Tight end Tyler Kroft had the more difficult task of clearing out Allen Bailey, who outweighs him by about 40 pounds, without even a chip from Fisher as he goes into the second level. The play is blown up from the start, and Hill is only able to gain a couple yards.
Man, nobody could get any push on Logan this game. The Bengals try more power, this time with H-back Ryan Hewitt in the backfield. Hewitt out in front and Boling following behind him should blow this gap wide open, and the initial crease is there, but again, Kansas City’s backside presence shuts the play down. Bodine can’t get any push whatsoever against Logan, and even Hopkins has issues turning away rotational defensive end Rakeem Nunez-Roches, even after Fisher, this time, helped out with a little shove. Mixon’s natural Le’Veon Bell-like patience is on display here, but when Bell does it, holes don’t evaporate, they expand and become more visible. Here, the longer Mixon waited, the worse his choices became.
With no hesitation I can say that Chris Smith is the second best defensive end the Bengals have. He’s more reliable than what’s become of Michael Johnson, and he’s more refined than what Jordan Willis is right now. Unfortunately, Smith’s roster spot can’t be safely assumed, and he’s playing like his job is on the line. Just look at this get off:
When I wrote about Smith back in April, I’ll be clear, I didn’t think he had a good chance to make the team. Going off his minimal production on such a poor pass rushing team, it was hard for me to expect much from him, but his on field athleticism was never a mystery. Smith is very fast and explosive, but not very flexible, as seen by his first pressure of the game:
I find myself saying this about most pass rushers who sometimes can’t finish, but it’s mainly because of their lower body flexibility. They can’t bend from their hips and maintain their desired path without losing velocity and altering course a bit. When that happens, busted plays like this can occur.
The very next play, Smith attacks with a plan. He knows the tackle is going to account for the speed and explosion Smith showed a play ago, and Smith uses that against him. By using his inside arm to further leverage himself, Smith executes a near perfect inside spin move through the space provided by the tackle overstepping his set. You’d like to see Smith finish there, but still, pressures matter.
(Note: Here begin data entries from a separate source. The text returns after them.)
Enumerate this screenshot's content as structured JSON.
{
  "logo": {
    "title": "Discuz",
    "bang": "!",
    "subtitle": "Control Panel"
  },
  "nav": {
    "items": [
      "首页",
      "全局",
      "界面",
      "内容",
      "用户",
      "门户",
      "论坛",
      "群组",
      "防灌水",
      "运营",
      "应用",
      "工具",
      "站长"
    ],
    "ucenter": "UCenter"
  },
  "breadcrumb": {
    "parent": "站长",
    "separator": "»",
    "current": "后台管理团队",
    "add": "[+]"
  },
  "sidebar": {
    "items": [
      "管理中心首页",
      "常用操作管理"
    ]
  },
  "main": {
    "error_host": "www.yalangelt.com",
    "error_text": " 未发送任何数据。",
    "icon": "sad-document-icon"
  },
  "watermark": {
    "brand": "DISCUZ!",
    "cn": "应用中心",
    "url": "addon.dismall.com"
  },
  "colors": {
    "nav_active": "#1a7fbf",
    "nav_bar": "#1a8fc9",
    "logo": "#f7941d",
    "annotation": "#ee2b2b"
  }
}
Smith isn’t done yet. Not long afterward, Smith was once again the first off the ball, this time at left defensive end, and completed the holy trinity by notching his first sack of the preseason. After attacking outside with speed the first time, and inside with quickness the second time, he used a full throttle bull rush and attacked the tackle head on. His pad level, hand placement, and leg drive were all correct and he got the tackle off his feet and made his way to the quarterback. The Bengals haven’t seen this kind of mix of athleticism and nuance off the edge from someone other than Carlos Dunlap in a while; it’d be a shame if they decide to prevent it from continuing in the regular season.
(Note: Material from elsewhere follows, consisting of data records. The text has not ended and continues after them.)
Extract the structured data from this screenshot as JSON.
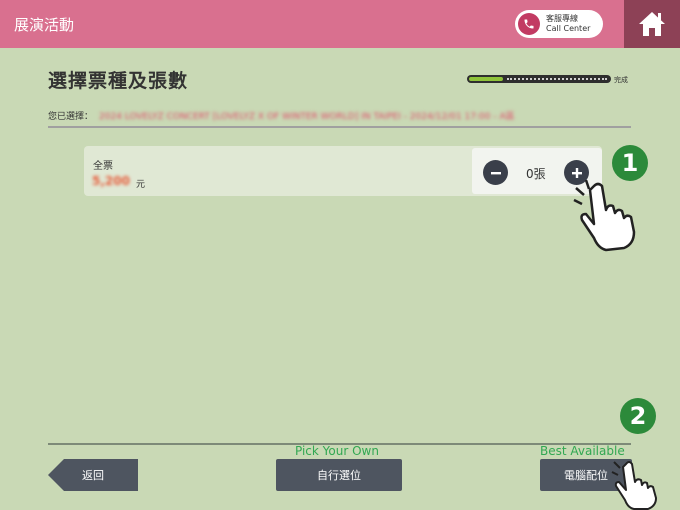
{
  "header": {
    "title": "展演活動",
    "call_center": {
      "line1": "客服專線",
      "line2": "Call Center"
    }
  },
  "page": {
    "title": "選擇票種及張數",
    "progress": {
      "label": "完成",
      "fraction": 0.25
    },
    "selected_label": "您已選擇：",
    "selected_value": "2024 LOVELYZ CONCERT [LOVELYZ X OF WINTER WORLD] IN TAIPEI - 2024/12/01 17:00 - A區"
  },
  "ticket": {
    "name": "全票",
    "price": "5,200",
    "unit": "元",
    "quantity": "0張"
  },
  "footer": {
    "back_label": "返回",
    "pick_own_caption": "Pick Your Own",
    "pick_own_label": "自行選位",
    "best_available_caption": "Best Available",
    "best_available_label": "電腦配位"
  },
  "badges": {
    "one": "1",
    "two": "2"
  },
  "colors": {
    "header": "#d9708f",
    "home": "#8d4156",
    "badge": "#2c8a3a",
    "background": "#c9d9b5"
  }
}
So far, the defensive line has outplayed the offensive line, but both units have had their share of individual standouts. If Smith gets some time with the first team against Washington this week, he’ll have a chance of going up against who many consider to be the best tackle in the game in Trent Williams. On the other side of the ball, rookie Jonathan Allen will get some one-on-ones with Hopkins and Bodine, while Ogbuehi and Fisher get to deal with Preston Smith on the edge. It should go a long way in determining how up to snuff this group of linemen project to be this season.